For example, I ran into Msgr. Connie McRae — almost literally.
After his retirement, he accepted the position of spiritual director at the North American College, particularly at the Casa Santa Maria.
I was walking on the street and he was passing on his bicycle. (He was going in the opposite direction, otherwise I am sure he would have graciously offered to give me a ride.) I emailed this picture to Father O’Leary at the Cathedral and said “I want to be like Msgr. McRae when I grow up!”
This young man is Deacon Francisco Aguirre, whose family is from Nicaragua. His grandparents are very dear friends of mine and I have known him since he was just little child. The sister is also the daughter of other friends of mine and she is making her final profession this year. Her name is Sister Kateri, and so her community sent her to be in Rome for the canonization.

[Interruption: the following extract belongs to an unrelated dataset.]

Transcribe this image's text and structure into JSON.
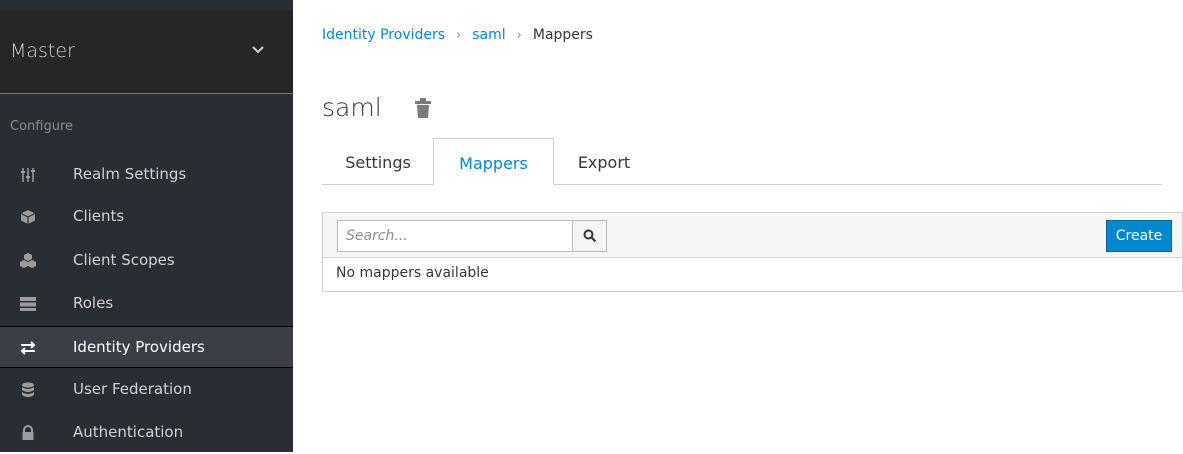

Her family, the Ham family, are very close friends. It was such a thrill to see both of them there, having known both of them since they were children and now seeing one about to be ordained a priest and the other about to make her final profession as a Franciscan Sister.
On Saturday I had dinner with Ricky Serino, a Malden Catholic graduate who is studying at St Anselm’s College and abroad in Europe for semester.
Then, on Sunday, I had dinner with a number of Boston priests and seminarians who are in Rome. Mgsr. Moroney, the rector of St. John’s Seminary, is there giving some talks at the Institute for Ongoing Formation of Priests at the North American college.
We also met for lunch with Carl Anderson and his wife, Dorian. Carl is participating in the Synod on the New Evangelization and I was very happy to be able to spend some time with them.
The view from the restaurant where we were was just magnificent. From the terrace you could see the Pantheon and the Church of Santa Maria Sopra Minerva.
I was also happy to be in Rome for the feast day of Blessed Pope John Paul II and have an opportunity to pray at his tomb. On Tuesday, we had Mass in the crypt of St. Peter’s Basilica, near St. Peter’s tomb. We were joined at that Mass by Father Michael Nolan and Father Ed Arsenault.
Blessed John Paul II and Sts. Kateri and Marianne, Pray for us!
Until next week,